→ **Task to complete**
Exact copies of all the records are the expected output.

* * * * * * *

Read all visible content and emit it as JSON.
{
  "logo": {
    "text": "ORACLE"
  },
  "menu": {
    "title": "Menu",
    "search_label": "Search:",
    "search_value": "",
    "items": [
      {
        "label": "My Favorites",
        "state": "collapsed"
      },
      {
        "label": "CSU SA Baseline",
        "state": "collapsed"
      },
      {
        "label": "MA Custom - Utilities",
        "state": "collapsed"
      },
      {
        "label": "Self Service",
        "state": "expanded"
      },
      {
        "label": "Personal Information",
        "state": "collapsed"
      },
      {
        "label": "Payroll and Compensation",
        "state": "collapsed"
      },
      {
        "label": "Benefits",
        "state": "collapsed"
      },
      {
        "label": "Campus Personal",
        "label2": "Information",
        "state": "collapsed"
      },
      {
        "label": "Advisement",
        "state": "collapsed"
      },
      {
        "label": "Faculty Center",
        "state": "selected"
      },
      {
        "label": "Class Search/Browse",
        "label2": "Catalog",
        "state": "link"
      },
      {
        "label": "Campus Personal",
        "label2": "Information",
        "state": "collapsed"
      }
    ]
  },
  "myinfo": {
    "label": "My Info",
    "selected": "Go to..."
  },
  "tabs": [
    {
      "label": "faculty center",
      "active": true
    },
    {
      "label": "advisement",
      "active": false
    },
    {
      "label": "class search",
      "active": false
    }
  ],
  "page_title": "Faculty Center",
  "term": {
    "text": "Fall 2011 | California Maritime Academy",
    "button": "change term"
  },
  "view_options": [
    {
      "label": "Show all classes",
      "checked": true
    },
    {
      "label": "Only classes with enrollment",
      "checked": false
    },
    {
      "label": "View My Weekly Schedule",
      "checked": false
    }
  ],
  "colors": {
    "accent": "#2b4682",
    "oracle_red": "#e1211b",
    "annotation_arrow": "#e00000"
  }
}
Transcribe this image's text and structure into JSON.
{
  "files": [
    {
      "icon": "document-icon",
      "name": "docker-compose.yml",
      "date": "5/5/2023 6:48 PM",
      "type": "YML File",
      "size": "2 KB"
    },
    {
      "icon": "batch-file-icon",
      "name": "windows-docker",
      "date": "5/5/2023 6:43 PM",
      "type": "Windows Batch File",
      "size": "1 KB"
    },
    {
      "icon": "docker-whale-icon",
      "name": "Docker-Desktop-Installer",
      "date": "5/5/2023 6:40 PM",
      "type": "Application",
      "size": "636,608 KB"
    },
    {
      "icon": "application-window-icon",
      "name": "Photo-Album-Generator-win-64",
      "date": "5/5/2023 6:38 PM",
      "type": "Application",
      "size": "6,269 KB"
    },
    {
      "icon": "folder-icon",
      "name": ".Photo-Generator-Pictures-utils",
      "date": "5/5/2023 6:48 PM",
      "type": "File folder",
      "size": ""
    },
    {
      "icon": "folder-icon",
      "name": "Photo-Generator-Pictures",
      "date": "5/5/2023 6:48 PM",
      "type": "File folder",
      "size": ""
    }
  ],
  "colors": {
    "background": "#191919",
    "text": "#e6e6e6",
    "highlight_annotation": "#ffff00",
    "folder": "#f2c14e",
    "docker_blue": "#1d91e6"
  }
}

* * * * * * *

→ **Solved exercise**
Read all visible content and emit it as JSON.
{
  "logo": {
    "text": "ORACLE"
  },
  "menu": {
    "title": "Menu",
    "search_label": "Search:",
    "search_value": "",
    "items": [
      {
        "label": "My Favorites",
        "state": "collapsed"
      },
      {
        "label": "CSU SA Baseline",
        "state": "collapsed"
      },
      {
        "label": "MA Custom - Utilities",
        "state": "collapsed"
      },
      {
        "label": "Self Service",
        "state": "expanded"
      },
      {
        "label": "Personal Information",
        "state": "collapsed"
      },
      {
        "label": "Payroll and Compensation",
        "state": "collapsed"
      },
      {
        "label": "Benefits",
        "state": "collapsed"
      },
      {
        "label": "Campus Personal",
        "label2": "Information",
        "state": "collapsed"
      },
      {
        "label": "Advisement",
        "state": "collapsed"
      },
      {
        "label": "Faculty Center",
        "state": "selected"
      },
      {
        "label": "Class Search/Browse",
        "label2": "Catalog",
        "state": "link"
      },
      {
        "label": "Campus Personal",
        "label2": "Information",
        "state": "collapsed"
      }
    ]
  },
  "myinfo": {
    "label": "My Info",
    "selected": "Go to..."
  },
  "tabs": [
    {
      "label": "faculty center",
      "active": true
    },
    {
      "label": "advisement",
      "active": false
    },
    {
      "label": "class search",
      "active": false
    }
  ],
  "page_title": "Faculty Center",
  "term": {
    "text": "Fall 2011 | California Maritime Academy",
    "button": "change term"
  },
  "view_options": [
    {
      "label": "Show all classes",
      "checked": true
    },
    {
      "label": "Only classes with enrollment",
      "checked": false
    },
    {
      "label": "View My Weekly Schedule",
      "checked": false
    }
  ],
  "colors": {
    "accent": "#2b4682",
    "oracle_red": "#e1211b",
    "annotation_arrow": "#e00000"
  }
}
Transcribe this image's text and structure into JSON.
{
  "files": [
    {
      "icon": "document-icon",
      "name": "docker-compose.yml",
      "date": "5/5/2023 6:48 PM",
      "type": "YML File",
      "size": "2 KB"
    },
    {
      "icon": "batch-file-icon",
      "name": "windows-docker",
      "date": "5/5/2023 6:43 PM",
      "type": "Windows Batch File",
      "size": "1 KB"
    },
    {
      "icon": "docker-whale-icon",
      "name": "Docker-Desktop-Installer",
      "date": "5/5/2023 6:40 PM",
      "type": "Application",
      "size": "636,608 KB"
    },
    {
      "icon": "application-window-icon",
      "name": "Photo-Album-Generator-win-64",
      "date": "5/5/2023 6:38 PM",
      "type": "Application",
      "size": "6,269 KB"
    },
    {
      "icon": "folder-icon",
      "name": ".Photo-Generator-Pictures-utils",
      "date": "5/5/2023 6:48 PM",
      "type": "File folder",
      "size": ""
    },
    {
      "icon": "folder-icon",
      "name": "Photo-Generator-Pictures",
      "date": "5/5/2023 6:48 PM",
      "type": "File folder",
      "size": ""
    }
  ],
  "colors": {
    "background": "#191919",
    "text": "#e6e6e6",
    "highlight_annotation": "#ffff00",
    "folder": "#f2c14e",
    "docker_blue": "#1d91e6"
  }
}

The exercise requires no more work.